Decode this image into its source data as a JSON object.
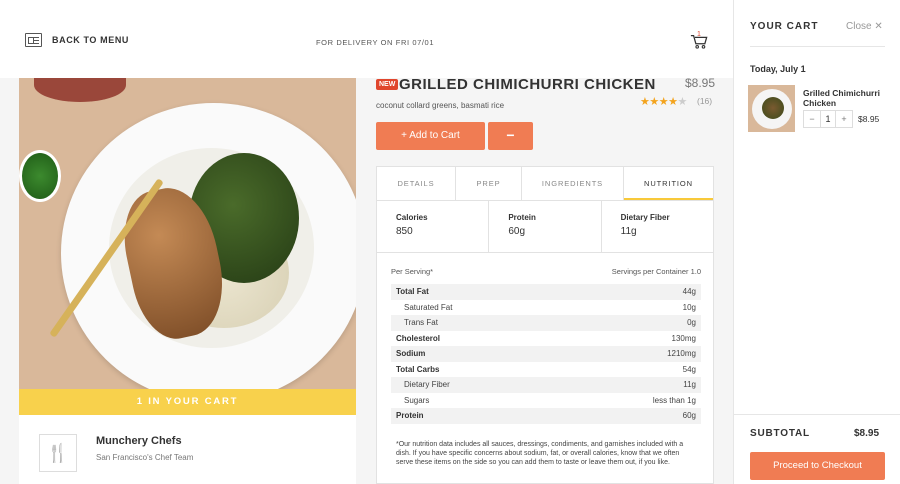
{
  "header": {
    "back_label": "BACK TO MENU",
    "delivery_text": "FOR DELIVERY ON FRI 07/01",
    "cart_count": "1",
    "back_icon": "menu-icon",
    "cart_icon": "shopping-cart-icon"
  },
  "product": {
    "badge": "NEW",
    "name": "GRILLED CHIMICHURRI CHICKEN",
    "price": "$8.95",
    "description": "coconut collard greens, basmati rice",
    "rating": 4,
    "rating_max": 5,
    "review_count": "(16)",
    "in_cart_banner": "1 IN YOUR CART",
    "add_label": "+ Add to Cart",
    "remove_label": "−"
  },
  "chef": {
    "name": "Munchery Chefs",
    "team": "San Francisco's Chef Team",
    "icon": "fork-knife-icon"
  },
  "tabs": [
    {
      "label": "DETAILS"
    },
    {
      "label": "PREP"
    },
    {
      "label": "INGREDIENTS"
    },
    {
      "label": "NUTRITION",
      "active": true
    }
  ],
  "macros": [
    {
      "label": "Calories",
      "value": "850"
    },
    {
      "label": "Protein",
      "value": "60g"
    },
    {
      "label": "Dietary Fiber",
      "value": "11g"
    }
  ],
  "nutrition": {
    "per_serving": "Per Serving*",
    "servings": "Servings per Container 1.0",
    "rows": [
      {
        "k": "Total Fat",
        "v": "44g",
        "bold": true
      },
      {
        "k": "Saturated Fat",
        "v": "10g",
        "indent": true
      },
      {
        "k": "Trans Fat",
        "v": "0g",
        "indent": true
      },
      {
        "k": "Cholesterol",
        "v": "130mg",
        "bold": true
      },
      {
        "k": "Sodium",
        "v": "1210mg",
        "bold": true
      },
      {
        "k": "Total Carbs",
        "v": "54g",
        "bold": true
      },
      {
        "k": "Dietary Fiber",
        "v": "11g",
        "indent": true
      },
      {
        "k": "Sugars",
        "v": "less than 1g",
        "indent": true
      },
      {
        "k": "Protein",
        "v": "60g",
        "bold": true
      }
    ],
    "note": "*Our nutrition data includes all sauces, dressings, condiments, and garnishes included with a dish. If you have specific concerns about sodium, fat, or overall calories, know that we often serve these items on the side so you can add them to taste or leave them out, if you like."
  },
  "cart": {
    "title": "YOUR CART",
    "close_label": "Close ✕",
    "date": "Today, July 1",
    "item_name": "Grilled Chimichurri Chicken",
    "qty_minus": "−",
    "qty": "1",
    "qty_plus": "+",
    "item_price": "$8.95",
    "subtotal_label": "SUBTOTAL",
    "subtotal": "$8.95",
    "checkout_label": "Proceed to Checkout"
  },
  "colors": {
    "accent": "#f07c53",
    "banner": "#f8d14c",
    "badge": "#e0462d",
    "stars": "#f3a31c"
  }
}
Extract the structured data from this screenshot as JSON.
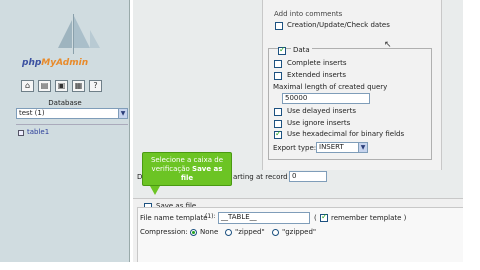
{
  "sidebar": {
    "logo_text_a": "php",
    "logo_text_b": "MyAdmin",
    "icons": [
      "home-icon",
      "sql-icon",
      "query-window-icon",
      "docs-icon",
      "help-icon"
    ],
    "database_label": "Database",
    "database_select": "test (1)",
    "tables": [
      "table1"
    ]
  },
  "content": {
    "top_partial": "Add into comments",
    "creation_dates": "Creation/Update/Check dates",
    "data_legend": "Data",
    "complete_inserts": "Complete inserts",
    "extended_inserts": "Extended inserts",
    "max_length_label": "Maximal length of created query",
    "max_length_value": "50000",
    "delayed_inserts": "Use delayed inserts",
    "ignore_inserts": "Use ignore inserts",
    "hex_binary": "Use hexadecimal for binary fields",
    "export_type_label": "Export type:",
    "export_type_value": "INSERT",
    "starting_row_prefix": "D",
    "starting_row_label": "arting at record #",
    "starting_row_value": "0",
    "save_as_file": "Save as file",
    "file_template_label": "File name template",
    "file_template_hint": "(1):",
    "file_template_value": "__TABLE__",
    "remember_template": "remember template )",
    "compression_label": "Compression:",
    "compression_options": [
      "None",
      "\"zipped\"",
      "\"gzipped\""
    ]
  },
  "tooltip": {
    "line1": "Selecione a caixa de",
    "line2": "verificação",
    "line2_bold": "Save as",
    "line3_bold": "file"
  },
  "colors": {
    "tooltip_green": "#6cc424",
    "sidebar_bg": "#d0dce0",
    "checkbox_check": "#21a121"
  }
}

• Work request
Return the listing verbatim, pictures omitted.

• Written answer
Decode this image into its source data as a JSON object.
{
  "header": {
    "back_label": "BACK TO MENU",
    "delivery_text": "FOR DELIVERY ON FRI 07/01",
    "cart_count": "1",
    "back_icon": "menu-icon",
    "cart_icon": "shopping-cart-icon"
  },
  "product": {
    "badge": "NEW",
    "name": "GRILLED CHIMICHURRI CHICKEN",
    "price": "$8.95",
    "description": "coconut collard greens, basmati rice",
    "rating": 4,
    "rating_max": 5,
    "review_count": "(16)",
    "in_cart_banner": "1 IN YOUR CART",
    "add_label": "+ Add to Cart",
    "remove_label": "−"
  },
  "chef": {
    "name": "Munchery Chefs",
    "team": "San Francisco's Chef Team",
    "icon": "fork-knife-icon"
  },
  "tabs": [
    {
      "label": "DETAILS"
    },
    {
      "label": "PREP"
    },
    {
      "label": "INGREDIENTS"
    },
    {
      "label": "NUTRITION",
      "active": true
    }
  ],
  "macros": [
    {
      "label": "Calories",
      "value": "850"
    },
    {
      "label": "Protein",
      "value": "60g"
    },
    {
      "label": "Dietary Fiber",
      "value": "11g"
    }
  ],
  "nutrition": {
    "per_serving": "Per Serving*",
    "servings": "Servings per Container 1.0",
    "rows": [
      {
        "k": "Total Fat",
        "v": "44g",
        "bold": true
      },
      {
        "k": "Saturated Fat",
        "v": "10g",
        "indent": true
      },
      {
        "k": "Trans Fat",
        "v": "0g",
        "indent": true
      },
      {
        "k": "Cholesterol",
        "v": "130mg",
        "bold": true
      },
      {
        "k": "Sodium",
        "v": "1210mg",
        "bold": true
      },
      {
        "k": "Total Carbs",
        "v": "54g",
        "bold": true
      },
      {
        "k": "Dietary Fiber",
        "v": "11g",
        "indent": true
      },
      {
        "k": "Sugars",
        "v": "less than 1g",
        "indent": true
      },
      {
        "k": "Protein",
        "v": "60g",
        "bold": true
      }
    ],
    "note": "*Our nutrition data includes all sauces, dressings, condiments, and garnishes included with a dish. If you have specific concerns about sodium, fat, or overall calories, know that we often serve these items on the side so you can add them to taste or leave them out, if you like."
  },
  "cart": {
    "title": "YOUR CART",
    "close_label": "Close ✕",
    "date": "Today, July 1",
    "item_name": "Grilled Chimichurri Chicken",
    "qty_minus": "−",
    "qty": "1",
    "qty_plus": "+",
    "item_price": "$8.95",
    "subtotal_label": "SUBTOTAL",
    "subtotal": "$8.95",
    "checkout_label": "Proceed to Checkout"
  },
  "colors": {
    "accent": "#f07c53",
    "banner": "#f8d14c",
    "badge": "#e0462d",
    "stars": "#f3a31c"
  }
}
Extract the structured data from this screenshot as JSON.
{
  "sidebar": {
    "logo_text_a": "php",
    "logo_text_b": "MyAdmin",
    "icons": [
      "home-icon",
      "sql-icon",
      "query-window-icon",
      "docs-icon",
      "help-icon"
    ],
    "database_label": "Database",
    "database_select": "test (1)",
    "tables": [
      "table1"
    ]
  },
  "content": {
    "top_partial": "Add into comments",
    "creation_dates": "Creation/Update/Check dates",
    "data_legend": "Data",
    "complete_inserts": "Complete inserts",
    "extended_inserts": "Extended inserts",
    "max_length_label": "Maximal length of created query",
    "max_length_value": "50000",
    "delayed_inserts": "Use delayed inserts",
    "ignore_inserts": "Use ignore inserts",
    "hex_binary": "Use hexadecimal for binary fields",
    "export_type_label": "Export type:",
    "export_type_value": "INSERT",
    "starting_row_prefix": "D",
    "starting_row_label": "arting at record #",
    "starting_row_value": "0",
    "save_as_file": "Save as file",
    "file_template_label": "File name template",
    "file_template_hint": "(1):",
    "file_template_value": "__TABLE__",
    "remember_template": "remember template )",
    "compression_label": "Compression:",
    "compression_options": [
      "None",
      "\"zipped\"",
      "\"gzipped\""
    ]
  },
  "tooltip": {
    "line1": "Selecione a caixa de",
    "line2": "verificação",
    "line2_bold": "Save as",
    "line3_bold": "file"
  },
  "colors": {
    "tooltip_green": "#6cc424",
    "sidebar_bg": "#d0dce0",
    "checkbox_check": "#21a121"
  }
}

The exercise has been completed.